## [Task to complete]
Set down all of the entries word for word, omitting the images they contain.

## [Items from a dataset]
_ _ _ _ _ _ _

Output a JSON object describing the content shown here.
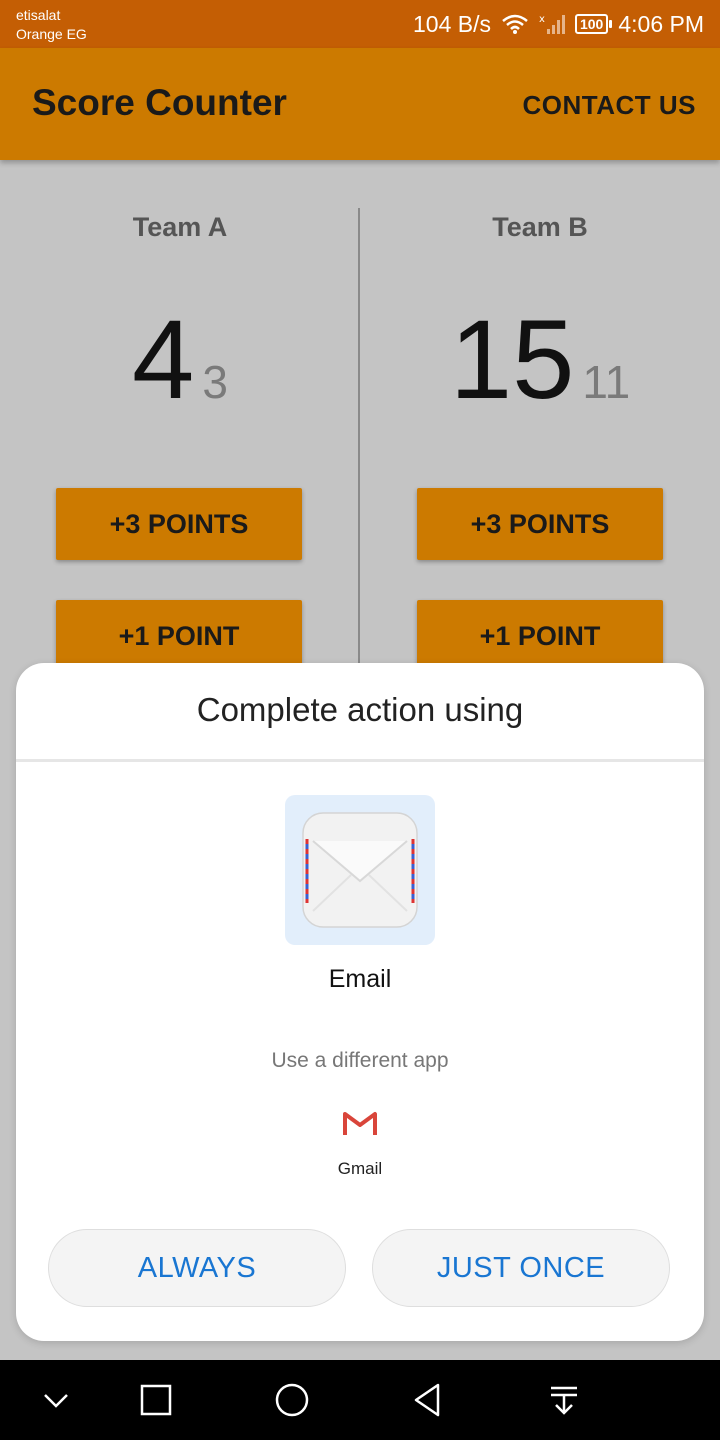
{
  "status_bar": {
    "carrier_line1": "etisalat",
    "carrier_line2": "Orange EG",
    "speed": "104 B/s",
    "battery": "100",
    "time": "4:06 PM",
    "icons": [
      "wifi-icon",
      "signal-icon",
      "battery-icon"
    ]
  },
  "app_bar": {
    "title": "Score Counter",
    "contact_label": "CONTACT US",
    "color": "#cc7a00"
  },
  "teams": [
    {
      "name": "Team A",
      "score": "4",
      "sub_score": "3",
      "btn_three": "+3 POINTS",
      "btn_one": "+1 POINT"
    },
    {
      "name": "Team B",
      "score": "15",
      "sub_score": "11",
      "btn_three": "+3 POINTS",
      "btn_one": "+1 POINT"
    }
  ],
  "dialog": {
    "title": "Complete action using",
    "primary_app": {
      "label": "Email",
      "icon": "envelope-icon"
    },
    "different_app_label": "Use a different app",
    "other_app": {
      "label": "Gmail",
      "icon": "gmail-icon"
    },
    "always_label": "ALWAYS",
    "just_once_label": "JUST ONCE",
    "accent_color": "#1976d2"
  },
  "nav_bar": {
    "icons": [
      "collapse-icon",
      "recents-icon",
      "home-icon",
      "back-icon",
      "notification-pull-icon"
    ]
  }
}
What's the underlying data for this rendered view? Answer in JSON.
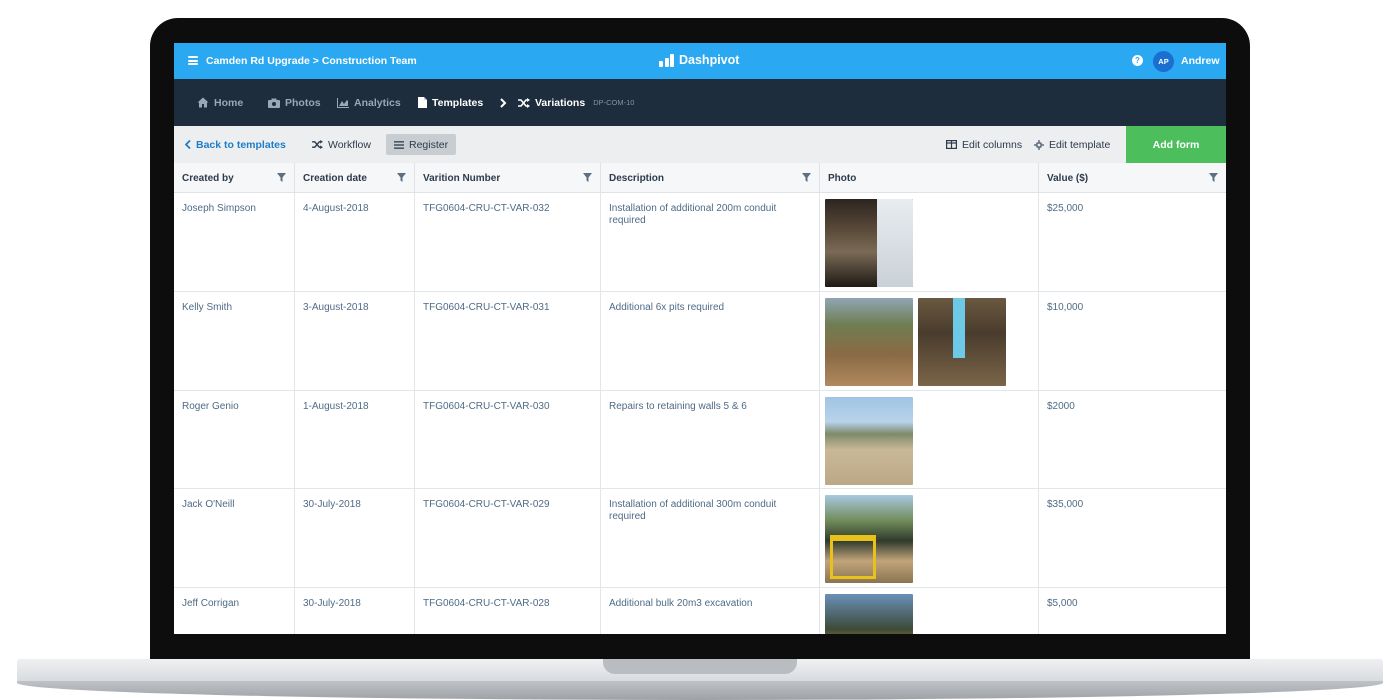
{
  "header": {
    "breadcrumb": "Camden Rd Upgrade > Construction Team",
    "brand": "Dashpivot",
    "avatar_initials": "AP",
    "username": "Andrew",
    "accent_color": "#2aa8f2"
  },
  "nav": {
    "items": [
      {
        "label": "Home",
        "icon": "home-icon"
      },
      {
        "label": "Photos",
        "icon": "camera-icon"
      },
      {
        "label": "Analytics",
        "icon": "chart-icon"
      },
      {
        "label": "Templates",
        "icon": "file-icon"
      }
    ],
    "current": {
      "label": "Variations",
      "code": "DP-COM-10",
      "icon": "shuffle-icon"
    }
  },
  "toolbar": {
    "back_label": "Back to templates",
    "workflow_label": "Workflow",
    "register_label": "Register",
    "edit_columns_label": "Edit columns",
    "edit_template_label": "Edit template",
    "add_form_label": "Add form",
    "add_form_color": "#4cbf5c"
  },
  "table": {
    "columns": [
      "Created by",
      "Creation date",
      "Varition Number",
      "Description",
      "Photo",
      "Value ($)"
    ],
    "rows": [
      {
        "created_by": "Joseph Simpson",
        "date": "4-August-2018",
        "number": "TFG0604-CRU-CT-VAR-032",
        "description": "Installation of additional 200m conduit required",
        "value": "$25,000"
      },
      {
        "created_by": "Kelly Smith",
        "date": "3-August-2018",
        "number": "TFG0604-CRU-CT-VAR-031",
        "description": "Additional 6x pits required",
        "value": "$10,000"
      },
      {
        "created_by": "Roger Genio",
        "date": "1-August-2018",
        "number": "TFG0604-CRU-CT-VAR-030",
        "description": "Repairs to retaining walls 5 & 6",
        "value": "$2000"
      },
      {
        "created_by": "Jack O'Neill",
        "date": "30-July-2018",
        "number": "TFG0604-CRU-CT-VAR-029",
        "description": "Installation of additional 300m conduit required",
        "value": "$35,000"
      },
      {
        "created_by": "Jeff Corrigan",
        "date": "30-July-2018",
        "number": "TFG0604-CRU-CT-VAR-028",
        "description": "Additional bulk 20m3 excavation",
        "value": "$5,000"
      }
    ]
  }
}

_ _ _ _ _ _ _

## [Exercise response]
Output a JSON object describing the content shown here.
{
  "status_bar": {
    "carrier_line1": "etisalat",
    "carrier_line2": "Orange EG",
    "speed": "104 B/s",
    "battery": "100",
    "time": "4:06 PM",
    "icons": [
      "wifi-icon",
      "signal-icon",
      "battery-icon"
    ]
  },
  "app_bar": {
    "title": "Score Counter",
    "contact_label": "CONTACT US",
    "color": "#cc7a00"
  },
  "teams": [
    {
      "name": "Team A",
      "score": "4",
      "sub_score": "3",
      "btn_three": "+3 POINTS",
      "btn_one": "+1 POINT"
    },
    {
      "name": "Team B",
      "score": "15",
      "sub_score": "11",
      "btn_three": "+3 POINTS",
      "btn_one": "+1 POINT"
    }
  ],
  "dialog": {
    "title": "Complete action using",
    "primary_app": {
      "label": "Email",
      "icon": "envelope-icon"
    },
    "different_app_label": "Use a different app",
    "other_app": {
      "label": "Gmail",
      "icon": "gmail-icon"
    },
    "always_label": "ALWAYS",
    "just_once_label": "JUST ONCE",
    "accent_color": "#1976d2"
  },
  "nav_bar": {
    "icons": [
      "collapse-icon",
      "recents-icon",
      "home-icon",
      "back-icon",
      "notification-pull-icon"
    ]
  }
}
What's the underlying data for this rendered view? Answer in JSON.
{
  "header": {
    "breadcrumb": "Camden Rd Upgrade > Construction Team",
    "brand": "Dashpivot",
    "avatar_initials": "AP",
    "username": "Andrew",
    "accent_color": "#2aa8f2"
  },
  "nav": {
    "items": [
      {
        "label": "Home",
        "icon": "home-icon"
      },
      {
        "label": "Photos",
        "icon": "camera-icon"
      },
      {
        "label": "Analytics",
        "icon": "chart-icon"
      },
      {
        "label": "Templates",
        "icon": "file-icon"
      }
    ],
    "current": {
      "label": "Variations",
      "code": "DP-COM-10",
      "icon": "shuffle-icon"
    }
  },
  "toolbar": {
    "back_label": "Back to templates",
    "workflow_label": "Workflow",
    "register_label": "Register",
    "edit_columns_label": "Edit columns",
    "edit_template_label": "Edit template",
    "add_form_label": "Add form",
    "add_form_color": "#4cbf5c"
  },
  "table": {
    "columns": [
      "Created by",
      "Creation date",
      "Varition Number",
      "Description",
      "Photo",
      "Value ($)"
    ],
    "rows": [
      {
        "created_by": "Joseph Simpson",
        "date": "4-August-2018",
        "number": "TFG0604-CRU-CT-VAR-032",
        "description": "Installation of additional 200m conduit required",
        "value": "$25,000"
      },
      {
        "created_by": "Kelly Smith",
        "date": "3-August-2018",
        "number": "TFG0604-CRU-CT-VAR-031",
        "description": "Additional 6x pits required",
        "value": "$10,000"
      },
      {
        "created_by": "Roger Genio",
        "date": "1-August-2018",
        "number": "TFG0604-CRU-CT-VAR-030",
        "description": "Repairs to retaining walls 5 & 6",
        "value": "$2000"
      },
      {
        "created_by": "Jack O'Neill",
        "date": "30-July-2018",
        "number": "TFG0604-CRU-CT-VAR-029",
        "description": "Installation of additional 300m conduit required",
        "value": "$35,000"
      },
      {
        "created_by": "Jeff Corrigan",
        "date": "30-July-2018",
        "number": "TFG0604-CRU-CT-VAR-028",
        "description": "Additional bulk 20m3 excavation",
        "value": "$5,000"
      }
    ]
  }
}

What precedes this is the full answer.